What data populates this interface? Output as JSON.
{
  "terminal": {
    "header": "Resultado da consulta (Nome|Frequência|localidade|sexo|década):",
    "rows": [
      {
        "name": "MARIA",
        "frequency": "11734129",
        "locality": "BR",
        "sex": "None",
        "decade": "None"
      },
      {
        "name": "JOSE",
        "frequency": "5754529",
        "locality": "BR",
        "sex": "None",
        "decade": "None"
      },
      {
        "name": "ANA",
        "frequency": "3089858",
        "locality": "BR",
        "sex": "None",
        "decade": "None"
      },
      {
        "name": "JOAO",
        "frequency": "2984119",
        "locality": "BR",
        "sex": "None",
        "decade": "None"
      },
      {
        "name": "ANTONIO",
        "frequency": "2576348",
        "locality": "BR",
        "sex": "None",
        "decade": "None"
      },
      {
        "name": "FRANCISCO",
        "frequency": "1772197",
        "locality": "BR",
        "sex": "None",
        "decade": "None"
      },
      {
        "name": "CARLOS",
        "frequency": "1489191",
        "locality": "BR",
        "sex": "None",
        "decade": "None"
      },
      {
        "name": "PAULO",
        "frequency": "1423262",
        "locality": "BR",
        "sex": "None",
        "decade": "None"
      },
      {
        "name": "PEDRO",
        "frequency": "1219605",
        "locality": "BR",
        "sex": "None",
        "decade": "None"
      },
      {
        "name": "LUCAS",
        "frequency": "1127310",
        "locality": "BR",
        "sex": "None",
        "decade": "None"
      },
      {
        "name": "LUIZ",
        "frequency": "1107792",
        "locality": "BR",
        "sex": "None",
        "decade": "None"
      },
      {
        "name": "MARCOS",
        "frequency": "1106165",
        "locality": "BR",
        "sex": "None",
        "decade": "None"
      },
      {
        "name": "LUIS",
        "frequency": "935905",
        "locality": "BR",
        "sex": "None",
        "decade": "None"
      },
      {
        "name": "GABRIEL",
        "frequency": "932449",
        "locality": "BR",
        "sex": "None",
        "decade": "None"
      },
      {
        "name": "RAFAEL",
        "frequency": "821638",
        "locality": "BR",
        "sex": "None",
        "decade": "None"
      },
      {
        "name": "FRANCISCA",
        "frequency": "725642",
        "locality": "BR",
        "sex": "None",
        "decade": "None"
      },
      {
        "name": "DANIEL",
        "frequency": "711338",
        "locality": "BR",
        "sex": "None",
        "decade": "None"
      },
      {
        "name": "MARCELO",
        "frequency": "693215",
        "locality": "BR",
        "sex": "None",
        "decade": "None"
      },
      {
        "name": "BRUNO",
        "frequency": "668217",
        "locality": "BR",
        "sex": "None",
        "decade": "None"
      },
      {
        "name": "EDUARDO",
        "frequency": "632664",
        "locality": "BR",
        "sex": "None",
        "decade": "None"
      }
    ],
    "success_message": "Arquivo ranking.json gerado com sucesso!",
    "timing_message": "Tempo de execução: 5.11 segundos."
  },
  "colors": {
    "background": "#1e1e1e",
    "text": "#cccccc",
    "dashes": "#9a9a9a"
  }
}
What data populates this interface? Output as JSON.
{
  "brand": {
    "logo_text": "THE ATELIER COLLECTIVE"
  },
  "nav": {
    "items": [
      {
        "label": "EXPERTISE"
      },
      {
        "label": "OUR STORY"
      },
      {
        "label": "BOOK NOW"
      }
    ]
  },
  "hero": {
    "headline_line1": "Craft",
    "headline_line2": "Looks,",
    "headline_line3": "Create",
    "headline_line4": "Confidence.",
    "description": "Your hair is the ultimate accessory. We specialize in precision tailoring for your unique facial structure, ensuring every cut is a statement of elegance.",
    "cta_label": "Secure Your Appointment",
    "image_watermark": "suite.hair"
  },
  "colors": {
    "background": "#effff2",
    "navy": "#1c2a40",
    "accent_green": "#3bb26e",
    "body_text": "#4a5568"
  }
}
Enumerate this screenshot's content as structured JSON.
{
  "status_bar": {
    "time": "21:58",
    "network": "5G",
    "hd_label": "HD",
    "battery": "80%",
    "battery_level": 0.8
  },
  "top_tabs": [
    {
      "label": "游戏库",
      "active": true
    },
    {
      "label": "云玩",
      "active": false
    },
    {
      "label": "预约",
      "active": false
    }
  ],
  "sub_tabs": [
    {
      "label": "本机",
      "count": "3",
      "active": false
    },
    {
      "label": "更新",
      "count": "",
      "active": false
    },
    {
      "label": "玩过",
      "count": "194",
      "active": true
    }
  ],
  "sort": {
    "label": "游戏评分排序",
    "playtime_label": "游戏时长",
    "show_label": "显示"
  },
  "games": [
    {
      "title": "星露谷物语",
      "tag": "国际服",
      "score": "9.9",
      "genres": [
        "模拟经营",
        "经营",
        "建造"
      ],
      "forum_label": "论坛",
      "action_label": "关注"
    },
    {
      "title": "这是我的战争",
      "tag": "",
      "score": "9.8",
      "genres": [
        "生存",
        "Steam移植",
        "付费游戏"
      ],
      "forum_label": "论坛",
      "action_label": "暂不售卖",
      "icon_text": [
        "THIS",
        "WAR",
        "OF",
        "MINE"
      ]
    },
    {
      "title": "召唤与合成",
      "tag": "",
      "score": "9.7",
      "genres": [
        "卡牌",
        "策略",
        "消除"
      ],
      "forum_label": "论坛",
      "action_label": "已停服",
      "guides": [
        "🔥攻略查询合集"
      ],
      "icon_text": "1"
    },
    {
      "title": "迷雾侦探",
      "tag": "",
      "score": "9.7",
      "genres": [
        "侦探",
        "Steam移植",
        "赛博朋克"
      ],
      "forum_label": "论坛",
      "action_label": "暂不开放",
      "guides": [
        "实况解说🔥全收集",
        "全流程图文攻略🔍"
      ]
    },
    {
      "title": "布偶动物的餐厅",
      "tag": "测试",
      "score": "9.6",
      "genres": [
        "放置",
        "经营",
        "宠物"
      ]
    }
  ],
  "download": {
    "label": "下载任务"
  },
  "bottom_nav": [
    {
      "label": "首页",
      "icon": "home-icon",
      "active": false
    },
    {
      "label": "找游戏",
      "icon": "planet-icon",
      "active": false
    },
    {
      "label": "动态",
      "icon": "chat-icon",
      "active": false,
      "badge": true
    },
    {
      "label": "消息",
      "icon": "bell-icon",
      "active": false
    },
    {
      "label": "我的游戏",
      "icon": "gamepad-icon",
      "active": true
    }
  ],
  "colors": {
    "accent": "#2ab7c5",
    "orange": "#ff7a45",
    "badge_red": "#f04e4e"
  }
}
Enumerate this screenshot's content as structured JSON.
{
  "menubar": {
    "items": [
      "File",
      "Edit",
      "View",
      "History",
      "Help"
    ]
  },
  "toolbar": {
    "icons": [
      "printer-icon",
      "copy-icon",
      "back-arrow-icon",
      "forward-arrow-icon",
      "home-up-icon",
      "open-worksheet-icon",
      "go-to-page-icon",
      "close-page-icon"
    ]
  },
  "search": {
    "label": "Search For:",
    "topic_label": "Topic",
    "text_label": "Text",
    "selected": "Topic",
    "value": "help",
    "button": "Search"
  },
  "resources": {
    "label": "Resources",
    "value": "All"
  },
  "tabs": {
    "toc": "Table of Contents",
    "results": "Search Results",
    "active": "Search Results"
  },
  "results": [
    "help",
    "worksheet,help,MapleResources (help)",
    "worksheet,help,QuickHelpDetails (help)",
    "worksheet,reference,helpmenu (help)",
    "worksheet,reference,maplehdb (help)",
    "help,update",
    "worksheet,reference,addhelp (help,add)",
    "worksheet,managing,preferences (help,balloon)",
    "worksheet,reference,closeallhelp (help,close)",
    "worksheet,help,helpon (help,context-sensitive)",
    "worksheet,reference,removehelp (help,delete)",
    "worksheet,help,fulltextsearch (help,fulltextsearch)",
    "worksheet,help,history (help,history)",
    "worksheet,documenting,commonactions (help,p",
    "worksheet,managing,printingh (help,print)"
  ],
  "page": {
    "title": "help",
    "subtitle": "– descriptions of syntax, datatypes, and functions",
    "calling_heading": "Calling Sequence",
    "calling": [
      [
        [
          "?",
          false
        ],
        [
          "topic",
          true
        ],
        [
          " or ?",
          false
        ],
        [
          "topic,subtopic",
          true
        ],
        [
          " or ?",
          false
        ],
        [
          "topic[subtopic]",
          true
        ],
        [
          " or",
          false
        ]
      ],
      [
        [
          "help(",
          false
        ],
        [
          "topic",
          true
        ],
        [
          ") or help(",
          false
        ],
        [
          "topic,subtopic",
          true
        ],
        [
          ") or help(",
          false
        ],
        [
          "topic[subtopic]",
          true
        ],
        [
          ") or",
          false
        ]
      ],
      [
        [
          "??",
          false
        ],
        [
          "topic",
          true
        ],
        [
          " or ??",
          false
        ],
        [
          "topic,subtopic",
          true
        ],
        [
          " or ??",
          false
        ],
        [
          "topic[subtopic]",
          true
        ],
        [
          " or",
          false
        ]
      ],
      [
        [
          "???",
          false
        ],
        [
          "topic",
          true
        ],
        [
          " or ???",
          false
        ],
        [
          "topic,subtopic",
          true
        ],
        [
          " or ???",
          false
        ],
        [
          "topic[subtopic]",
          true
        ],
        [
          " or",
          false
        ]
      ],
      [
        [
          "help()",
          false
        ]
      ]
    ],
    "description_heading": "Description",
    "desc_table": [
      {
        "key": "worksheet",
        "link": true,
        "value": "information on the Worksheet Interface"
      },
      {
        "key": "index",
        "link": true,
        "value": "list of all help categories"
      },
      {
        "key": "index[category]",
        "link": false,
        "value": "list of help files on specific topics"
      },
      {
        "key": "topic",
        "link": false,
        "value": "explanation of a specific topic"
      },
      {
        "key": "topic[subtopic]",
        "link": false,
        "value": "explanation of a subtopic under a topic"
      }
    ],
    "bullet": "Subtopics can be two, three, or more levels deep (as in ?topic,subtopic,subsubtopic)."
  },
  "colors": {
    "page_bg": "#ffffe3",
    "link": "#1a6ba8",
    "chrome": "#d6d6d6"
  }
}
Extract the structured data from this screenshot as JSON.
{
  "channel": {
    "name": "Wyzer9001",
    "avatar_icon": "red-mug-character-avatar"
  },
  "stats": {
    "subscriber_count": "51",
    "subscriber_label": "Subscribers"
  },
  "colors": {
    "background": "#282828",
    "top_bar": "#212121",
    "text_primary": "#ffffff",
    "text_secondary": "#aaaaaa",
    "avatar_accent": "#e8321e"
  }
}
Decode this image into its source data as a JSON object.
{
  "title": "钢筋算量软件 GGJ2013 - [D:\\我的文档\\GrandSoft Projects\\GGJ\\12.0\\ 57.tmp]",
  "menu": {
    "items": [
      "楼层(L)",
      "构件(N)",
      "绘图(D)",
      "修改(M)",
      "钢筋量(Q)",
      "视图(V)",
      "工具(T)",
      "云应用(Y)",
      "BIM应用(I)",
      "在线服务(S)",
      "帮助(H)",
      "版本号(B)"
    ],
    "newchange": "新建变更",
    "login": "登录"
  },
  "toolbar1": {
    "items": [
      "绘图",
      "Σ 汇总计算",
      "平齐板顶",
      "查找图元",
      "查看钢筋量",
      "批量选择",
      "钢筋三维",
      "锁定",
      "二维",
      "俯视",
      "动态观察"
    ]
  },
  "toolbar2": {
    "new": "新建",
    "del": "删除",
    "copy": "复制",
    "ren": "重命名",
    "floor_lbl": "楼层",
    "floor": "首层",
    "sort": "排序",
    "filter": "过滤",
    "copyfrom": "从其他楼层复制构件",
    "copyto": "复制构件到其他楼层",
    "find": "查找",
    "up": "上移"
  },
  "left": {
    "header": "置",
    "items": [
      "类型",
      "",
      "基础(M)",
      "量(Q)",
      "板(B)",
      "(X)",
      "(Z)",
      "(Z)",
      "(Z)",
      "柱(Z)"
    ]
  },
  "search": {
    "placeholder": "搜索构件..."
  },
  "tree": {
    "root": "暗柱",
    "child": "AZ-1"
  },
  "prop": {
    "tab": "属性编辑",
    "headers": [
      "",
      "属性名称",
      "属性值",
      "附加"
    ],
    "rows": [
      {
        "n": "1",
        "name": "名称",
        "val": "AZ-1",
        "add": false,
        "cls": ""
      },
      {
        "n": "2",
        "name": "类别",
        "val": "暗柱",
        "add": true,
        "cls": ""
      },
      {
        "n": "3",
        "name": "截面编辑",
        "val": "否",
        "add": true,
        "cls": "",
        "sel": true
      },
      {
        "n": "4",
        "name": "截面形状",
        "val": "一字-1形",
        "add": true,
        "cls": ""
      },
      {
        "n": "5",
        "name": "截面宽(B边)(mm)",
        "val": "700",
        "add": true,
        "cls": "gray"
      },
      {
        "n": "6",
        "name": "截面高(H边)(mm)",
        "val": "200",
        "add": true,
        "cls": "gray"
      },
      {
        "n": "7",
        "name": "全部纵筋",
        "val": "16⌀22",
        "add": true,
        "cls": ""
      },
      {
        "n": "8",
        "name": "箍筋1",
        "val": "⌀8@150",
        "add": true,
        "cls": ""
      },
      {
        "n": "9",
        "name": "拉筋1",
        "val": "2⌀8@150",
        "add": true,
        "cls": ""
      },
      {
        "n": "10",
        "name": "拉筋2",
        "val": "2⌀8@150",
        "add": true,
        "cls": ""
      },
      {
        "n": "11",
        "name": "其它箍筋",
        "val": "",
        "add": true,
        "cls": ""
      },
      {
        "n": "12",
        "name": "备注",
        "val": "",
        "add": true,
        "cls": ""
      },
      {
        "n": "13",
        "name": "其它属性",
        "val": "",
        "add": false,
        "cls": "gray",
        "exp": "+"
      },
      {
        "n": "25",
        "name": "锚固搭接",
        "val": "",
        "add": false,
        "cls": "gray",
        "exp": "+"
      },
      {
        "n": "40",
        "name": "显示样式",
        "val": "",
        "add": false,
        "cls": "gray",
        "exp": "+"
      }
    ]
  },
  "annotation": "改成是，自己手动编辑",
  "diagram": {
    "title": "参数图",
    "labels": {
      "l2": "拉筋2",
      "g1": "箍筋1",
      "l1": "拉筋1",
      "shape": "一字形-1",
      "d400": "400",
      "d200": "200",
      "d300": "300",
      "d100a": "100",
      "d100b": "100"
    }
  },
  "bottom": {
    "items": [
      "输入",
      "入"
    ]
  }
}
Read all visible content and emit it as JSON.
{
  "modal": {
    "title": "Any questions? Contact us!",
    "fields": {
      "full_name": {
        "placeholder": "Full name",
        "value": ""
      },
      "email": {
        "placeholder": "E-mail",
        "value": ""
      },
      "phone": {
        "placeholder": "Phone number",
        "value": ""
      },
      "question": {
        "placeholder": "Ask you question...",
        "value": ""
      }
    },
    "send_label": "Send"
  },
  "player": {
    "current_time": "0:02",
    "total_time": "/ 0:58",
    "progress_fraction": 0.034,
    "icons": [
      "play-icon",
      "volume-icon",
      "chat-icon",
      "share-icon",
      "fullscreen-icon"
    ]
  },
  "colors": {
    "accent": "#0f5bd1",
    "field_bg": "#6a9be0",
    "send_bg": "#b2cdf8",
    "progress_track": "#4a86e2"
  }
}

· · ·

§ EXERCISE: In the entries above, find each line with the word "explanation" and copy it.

§ SOLUTION TO THIS TASK:
        "value": "explanation of a specific topic"
        "value": "explanation of a subtopic under a topic"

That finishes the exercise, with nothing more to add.